Exercise directions: Give the number of lines in the listing that contain "icon", with no other words.

Data for the task:
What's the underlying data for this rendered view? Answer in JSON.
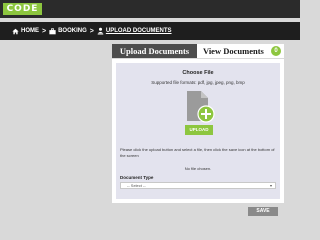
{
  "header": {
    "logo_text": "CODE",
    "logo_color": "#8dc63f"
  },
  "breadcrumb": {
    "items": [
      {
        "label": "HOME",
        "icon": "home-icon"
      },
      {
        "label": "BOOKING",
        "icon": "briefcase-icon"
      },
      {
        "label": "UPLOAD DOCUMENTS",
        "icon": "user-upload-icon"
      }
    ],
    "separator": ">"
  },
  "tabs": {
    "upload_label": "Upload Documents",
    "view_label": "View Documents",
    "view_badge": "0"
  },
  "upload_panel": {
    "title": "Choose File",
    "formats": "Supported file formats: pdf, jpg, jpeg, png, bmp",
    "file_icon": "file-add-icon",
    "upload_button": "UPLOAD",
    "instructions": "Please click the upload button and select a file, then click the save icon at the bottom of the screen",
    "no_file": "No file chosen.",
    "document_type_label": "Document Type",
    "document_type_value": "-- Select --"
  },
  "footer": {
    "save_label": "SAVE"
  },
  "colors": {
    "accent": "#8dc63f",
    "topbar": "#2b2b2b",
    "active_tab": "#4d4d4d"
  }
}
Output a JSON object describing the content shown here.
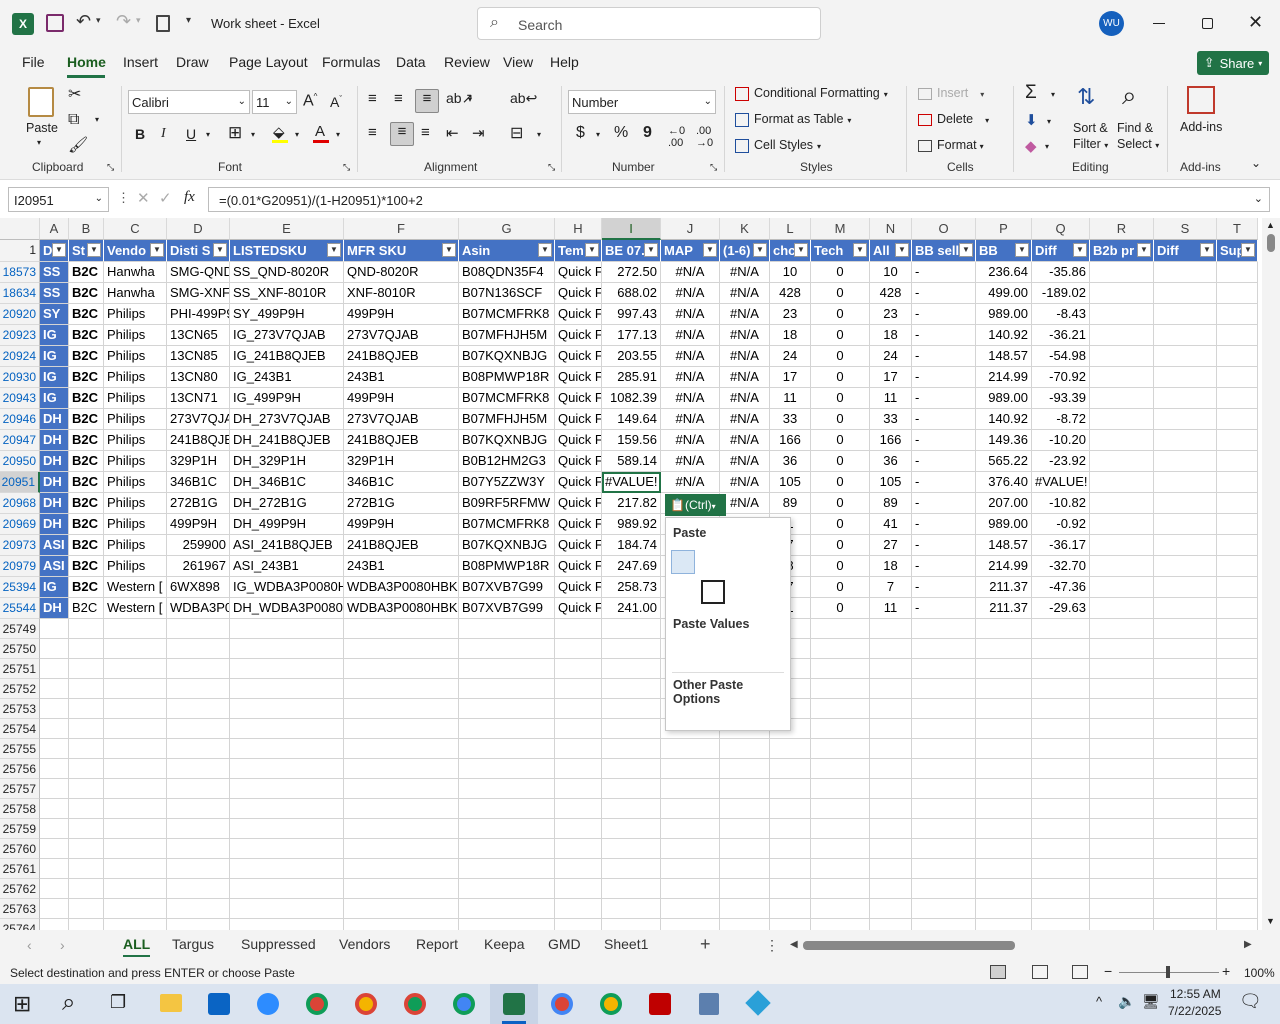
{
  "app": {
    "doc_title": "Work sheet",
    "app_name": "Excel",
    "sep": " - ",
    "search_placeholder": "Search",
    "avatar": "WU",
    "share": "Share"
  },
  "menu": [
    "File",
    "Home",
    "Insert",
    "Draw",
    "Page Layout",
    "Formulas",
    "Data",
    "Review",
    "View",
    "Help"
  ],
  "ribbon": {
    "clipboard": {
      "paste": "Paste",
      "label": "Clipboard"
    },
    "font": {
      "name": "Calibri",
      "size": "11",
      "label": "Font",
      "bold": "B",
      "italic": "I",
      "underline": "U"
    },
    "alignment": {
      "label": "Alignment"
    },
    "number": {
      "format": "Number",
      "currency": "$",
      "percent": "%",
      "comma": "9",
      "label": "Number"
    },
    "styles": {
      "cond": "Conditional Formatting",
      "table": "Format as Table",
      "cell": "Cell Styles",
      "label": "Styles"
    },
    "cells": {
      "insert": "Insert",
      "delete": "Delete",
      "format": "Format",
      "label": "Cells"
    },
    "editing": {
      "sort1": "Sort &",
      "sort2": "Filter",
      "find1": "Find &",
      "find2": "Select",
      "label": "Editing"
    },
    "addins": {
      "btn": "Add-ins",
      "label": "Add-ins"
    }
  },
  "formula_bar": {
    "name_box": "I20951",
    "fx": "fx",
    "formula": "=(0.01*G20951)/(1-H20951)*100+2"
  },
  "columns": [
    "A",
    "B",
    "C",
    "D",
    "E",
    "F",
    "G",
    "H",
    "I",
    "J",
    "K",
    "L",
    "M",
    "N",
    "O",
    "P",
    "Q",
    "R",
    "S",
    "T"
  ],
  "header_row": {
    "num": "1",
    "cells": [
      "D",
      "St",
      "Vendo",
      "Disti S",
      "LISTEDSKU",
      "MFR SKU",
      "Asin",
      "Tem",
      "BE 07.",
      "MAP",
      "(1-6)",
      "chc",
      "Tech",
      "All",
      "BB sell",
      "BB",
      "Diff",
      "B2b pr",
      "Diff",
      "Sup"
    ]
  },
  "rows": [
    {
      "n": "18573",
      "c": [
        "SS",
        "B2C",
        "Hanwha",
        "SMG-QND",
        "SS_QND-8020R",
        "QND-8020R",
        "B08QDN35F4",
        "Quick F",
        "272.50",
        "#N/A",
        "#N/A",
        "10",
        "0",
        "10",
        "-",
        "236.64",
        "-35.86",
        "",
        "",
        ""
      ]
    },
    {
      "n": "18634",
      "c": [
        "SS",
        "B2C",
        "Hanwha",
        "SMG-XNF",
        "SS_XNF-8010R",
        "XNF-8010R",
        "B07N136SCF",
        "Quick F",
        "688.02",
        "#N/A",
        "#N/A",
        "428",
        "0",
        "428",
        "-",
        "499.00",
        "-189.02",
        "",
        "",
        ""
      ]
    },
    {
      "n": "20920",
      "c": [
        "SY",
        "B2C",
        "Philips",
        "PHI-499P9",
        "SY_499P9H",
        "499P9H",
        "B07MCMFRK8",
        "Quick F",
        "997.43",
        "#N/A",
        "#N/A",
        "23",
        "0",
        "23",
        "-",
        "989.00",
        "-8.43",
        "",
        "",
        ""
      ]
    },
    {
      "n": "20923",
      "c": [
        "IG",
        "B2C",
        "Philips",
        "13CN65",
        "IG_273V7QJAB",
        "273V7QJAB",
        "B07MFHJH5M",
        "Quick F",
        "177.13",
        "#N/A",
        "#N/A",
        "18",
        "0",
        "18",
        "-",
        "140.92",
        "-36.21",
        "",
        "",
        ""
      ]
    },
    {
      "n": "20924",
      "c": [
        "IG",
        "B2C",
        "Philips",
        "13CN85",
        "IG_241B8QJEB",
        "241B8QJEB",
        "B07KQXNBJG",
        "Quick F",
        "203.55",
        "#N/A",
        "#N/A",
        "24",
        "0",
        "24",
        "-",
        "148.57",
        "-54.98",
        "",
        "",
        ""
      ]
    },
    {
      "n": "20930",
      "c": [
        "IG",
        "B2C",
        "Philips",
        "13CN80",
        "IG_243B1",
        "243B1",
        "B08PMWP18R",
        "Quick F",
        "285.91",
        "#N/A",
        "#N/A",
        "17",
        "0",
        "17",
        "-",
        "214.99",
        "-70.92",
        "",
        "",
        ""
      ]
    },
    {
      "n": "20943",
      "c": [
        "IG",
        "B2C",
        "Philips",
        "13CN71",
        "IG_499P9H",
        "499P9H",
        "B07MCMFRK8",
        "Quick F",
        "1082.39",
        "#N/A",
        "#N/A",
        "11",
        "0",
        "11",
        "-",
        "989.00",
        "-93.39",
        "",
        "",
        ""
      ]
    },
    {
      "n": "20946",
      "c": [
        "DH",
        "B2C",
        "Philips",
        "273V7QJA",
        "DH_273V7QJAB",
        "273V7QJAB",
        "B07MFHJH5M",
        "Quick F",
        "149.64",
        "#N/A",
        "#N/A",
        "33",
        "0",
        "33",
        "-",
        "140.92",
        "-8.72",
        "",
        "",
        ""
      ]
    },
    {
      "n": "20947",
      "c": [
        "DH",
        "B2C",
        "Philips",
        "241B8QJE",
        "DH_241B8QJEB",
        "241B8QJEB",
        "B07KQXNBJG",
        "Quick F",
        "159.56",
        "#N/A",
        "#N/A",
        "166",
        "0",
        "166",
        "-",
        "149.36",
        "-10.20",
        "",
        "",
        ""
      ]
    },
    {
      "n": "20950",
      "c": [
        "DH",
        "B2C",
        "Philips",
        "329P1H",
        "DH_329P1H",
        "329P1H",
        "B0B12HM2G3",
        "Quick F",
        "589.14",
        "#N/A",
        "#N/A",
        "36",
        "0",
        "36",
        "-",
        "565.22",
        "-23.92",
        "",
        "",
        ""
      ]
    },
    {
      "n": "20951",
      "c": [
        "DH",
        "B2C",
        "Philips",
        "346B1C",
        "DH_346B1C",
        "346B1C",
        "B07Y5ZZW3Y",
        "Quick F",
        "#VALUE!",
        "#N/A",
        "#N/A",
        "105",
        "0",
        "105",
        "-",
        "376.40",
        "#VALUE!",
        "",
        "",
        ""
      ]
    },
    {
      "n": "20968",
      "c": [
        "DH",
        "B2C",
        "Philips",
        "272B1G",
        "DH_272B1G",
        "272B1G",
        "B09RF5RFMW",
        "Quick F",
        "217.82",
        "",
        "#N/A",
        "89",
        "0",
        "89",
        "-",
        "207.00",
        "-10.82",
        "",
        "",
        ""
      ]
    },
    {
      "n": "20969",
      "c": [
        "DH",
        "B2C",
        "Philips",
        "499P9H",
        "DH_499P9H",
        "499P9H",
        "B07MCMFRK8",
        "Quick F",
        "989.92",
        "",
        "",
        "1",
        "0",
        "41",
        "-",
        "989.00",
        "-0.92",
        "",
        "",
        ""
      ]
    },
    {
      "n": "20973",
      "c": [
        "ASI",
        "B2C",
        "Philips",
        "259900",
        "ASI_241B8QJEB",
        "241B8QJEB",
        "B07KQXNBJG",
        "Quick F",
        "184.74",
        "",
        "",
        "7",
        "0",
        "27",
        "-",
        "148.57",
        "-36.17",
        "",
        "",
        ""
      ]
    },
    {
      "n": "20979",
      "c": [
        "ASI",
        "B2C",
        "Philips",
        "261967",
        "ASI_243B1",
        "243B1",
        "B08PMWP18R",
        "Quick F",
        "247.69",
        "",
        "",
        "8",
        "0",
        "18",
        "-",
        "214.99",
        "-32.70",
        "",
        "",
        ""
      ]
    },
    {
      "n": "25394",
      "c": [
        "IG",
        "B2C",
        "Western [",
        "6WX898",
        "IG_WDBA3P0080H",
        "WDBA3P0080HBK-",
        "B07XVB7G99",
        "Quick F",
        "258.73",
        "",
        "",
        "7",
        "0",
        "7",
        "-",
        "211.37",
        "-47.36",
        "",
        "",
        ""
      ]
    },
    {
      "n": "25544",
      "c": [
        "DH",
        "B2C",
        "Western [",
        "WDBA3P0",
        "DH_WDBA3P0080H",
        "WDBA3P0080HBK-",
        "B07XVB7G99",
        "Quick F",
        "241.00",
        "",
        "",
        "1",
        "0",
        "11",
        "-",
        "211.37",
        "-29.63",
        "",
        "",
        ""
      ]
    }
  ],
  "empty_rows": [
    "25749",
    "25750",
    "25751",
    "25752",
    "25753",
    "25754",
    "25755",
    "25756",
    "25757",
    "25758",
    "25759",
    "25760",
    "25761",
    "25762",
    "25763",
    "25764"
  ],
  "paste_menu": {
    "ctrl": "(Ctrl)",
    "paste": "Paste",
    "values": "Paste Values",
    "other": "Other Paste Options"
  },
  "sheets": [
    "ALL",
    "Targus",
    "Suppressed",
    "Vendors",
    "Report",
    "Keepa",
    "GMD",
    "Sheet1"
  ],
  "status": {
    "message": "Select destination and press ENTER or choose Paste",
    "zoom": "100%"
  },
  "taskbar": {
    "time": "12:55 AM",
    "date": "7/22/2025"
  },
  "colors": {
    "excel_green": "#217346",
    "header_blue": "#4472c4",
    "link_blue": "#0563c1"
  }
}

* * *

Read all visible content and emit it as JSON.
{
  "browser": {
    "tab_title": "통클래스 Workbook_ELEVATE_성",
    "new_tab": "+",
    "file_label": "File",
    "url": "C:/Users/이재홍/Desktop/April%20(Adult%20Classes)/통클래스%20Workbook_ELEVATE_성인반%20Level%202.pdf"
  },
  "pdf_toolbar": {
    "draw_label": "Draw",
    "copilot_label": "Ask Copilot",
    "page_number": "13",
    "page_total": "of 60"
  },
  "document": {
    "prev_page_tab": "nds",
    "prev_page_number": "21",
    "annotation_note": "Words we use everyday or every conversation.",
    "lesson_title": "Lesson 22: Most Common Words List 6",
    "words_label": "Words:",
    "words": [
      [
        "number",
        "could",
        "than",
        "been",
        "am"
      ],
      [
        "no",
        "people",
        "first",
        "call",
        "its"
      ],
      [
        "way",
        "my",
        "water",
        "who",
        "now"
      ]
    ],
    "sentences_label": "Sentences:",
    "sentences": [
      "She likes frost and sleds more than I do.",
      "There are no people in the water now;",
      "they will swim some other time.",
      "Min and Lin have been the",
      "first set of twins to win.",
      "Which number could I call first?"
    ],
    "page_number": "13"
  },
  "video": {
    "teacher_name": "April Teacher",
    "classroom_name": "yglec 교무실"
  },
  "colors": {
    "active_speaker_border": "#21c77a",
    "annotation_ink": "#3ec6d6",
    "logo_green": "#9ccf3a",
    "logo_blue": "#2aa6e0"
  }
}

Answer box: 5